Editor’s note: Brian King is a man who knows his mind. When Omega released a limited run of George Daniels’ co-axial concept watches in the early 2000s, he knew immediately that he was interested in going deep. Over a couple of months, he bought all three. But that’s only the start of the story. Here he writes of the watches’ performance over time, and the living testament that they are to their creator.
Quality never costs, they say; it always pays.
In 2002 I set out to purchase a very unusual trio of watches. About a year or so earlier, Omega began the serial production of George Daniels’ co-axial concept, the first radical advance in mechanical timepiece movements in nearly three centuries. In 2002, I learned that Omega had issued a set of limited production Speedmaster Broad Arrow chronographs with enamel dials, with 100 each in yellow gold, rose gold and white gold. Between May and September 2002, I was incredibly fortunate to be able to acquire one of each, all with the same limited series number (68/99), making it one of the few, or perhaps the only set in the world with the same limited-edition number on all three timepieces in one complete set.
Seventeen years have come and gone since that acquisition and, due to their scarcity and value, I have chosen to wear them very rarely; perhaps only once every five or six years, as I have many other pieces in my collection which has grown over that time, shrunk, then grown again. Recently, my wife suggested that I ought not to let them sit idly in their exclusive padded storage box and that I should wear them; they are stunning pieces of wrist candy.
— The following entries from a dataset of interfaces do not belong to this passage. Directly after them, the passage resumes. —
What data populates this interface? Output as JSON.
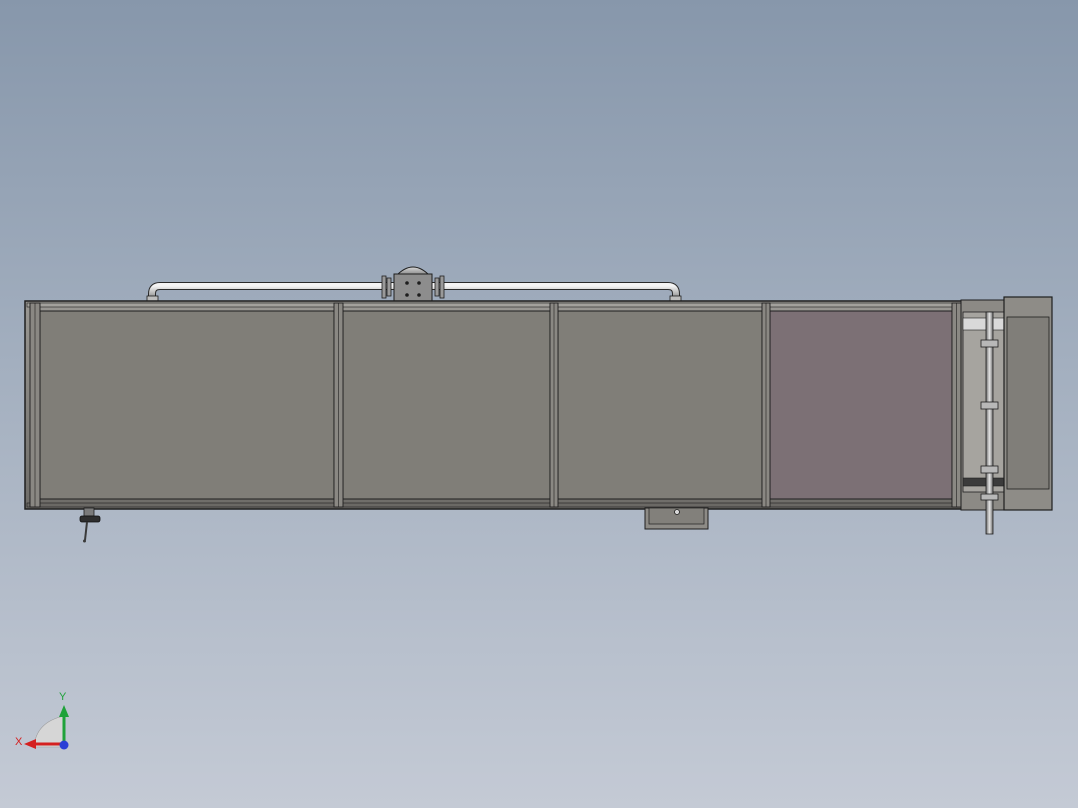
{
  "viewport": {
    "background_top": "#8797ab",
    "background_bottom": "#c4cad5"
  },
  "model": {
    "panel_colors": {
      "frame": "#7f7d78",
      "panel_gray": "#807e78",
      "panel_mauve": "#7c7075",
      "outline": "#1e1e1e",
      "pipe": "#c9c9c9"
    },
    "panel_count": 4
  },
  "triad": {
    "x_label": "X",
    "y_label": "Y",
    "x_color": "#d42020",
    "y_color": "#1fa23a",
    "z_color": "#2a3fd6"
  }
}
On February 16, I took the rose gold piece from the box for the first time in about 10 years, and set the time to the second against the time displayed on my smartphone — which itself is set from the local NTP (Network Time Protocol) facility — and set out to see how it had fared with hardly any wrist time and absolutely no service or lubrication in all of those years.
I strapped the Broad Arrow onto my wrist just after 4:00 p.m. on February 16 2019 and, to make this “time trial” even more testing, I started the chronograph on it when I went to sleep just before midnight and let it run until 0640 hours when I awoke. Tossing and turning during the night saw the watch in different positions for hours at a time. In the morning, I went for my one-hour bushwalk with my neighbour along the lakefront near my home, wearing my trusty Speedmaster.
Initially, I monitored the watch very closely until bedtime – every 30 minutes or so – to see how much loss or gain it had experienced after about 17 years of being almost totally ignored. To my astonishment, after 25 hours and 9 minutes, it had unbelievably lost only 1⁄2 second!
The next day, February 17, I put the yellow gold Broad Arrow through the same time trial. Again, I ran the chronograph all night and used it repeatedly during the nearly 25 hours of the trial: to time my eggs in the morning, my fish in the evening, plus a range of other activities during the day. Again, to my amazement, after 24 hours and 35 minutes, it had gained only 1 second!
On day three, February 18, I put the last of the trio, the white gold Broad Arrow, through the same time trial. Again, I ran the chronograph all night and used it repeatedly during the following almost 28 hours to time other various activities during the day. Again, to my astonishment, after 27 hours and 52 minutes, it had gained only 1 and 1/2 seconds!
After 17 years of hardly being touched and little or no movement in the movement? Bloody Amazing!
This speaks volumes for the benefits of George Daniels’ co-axial system, Omega’s farsightedness in acquiring and developing it further, and most of all, the quality of Omega’s production.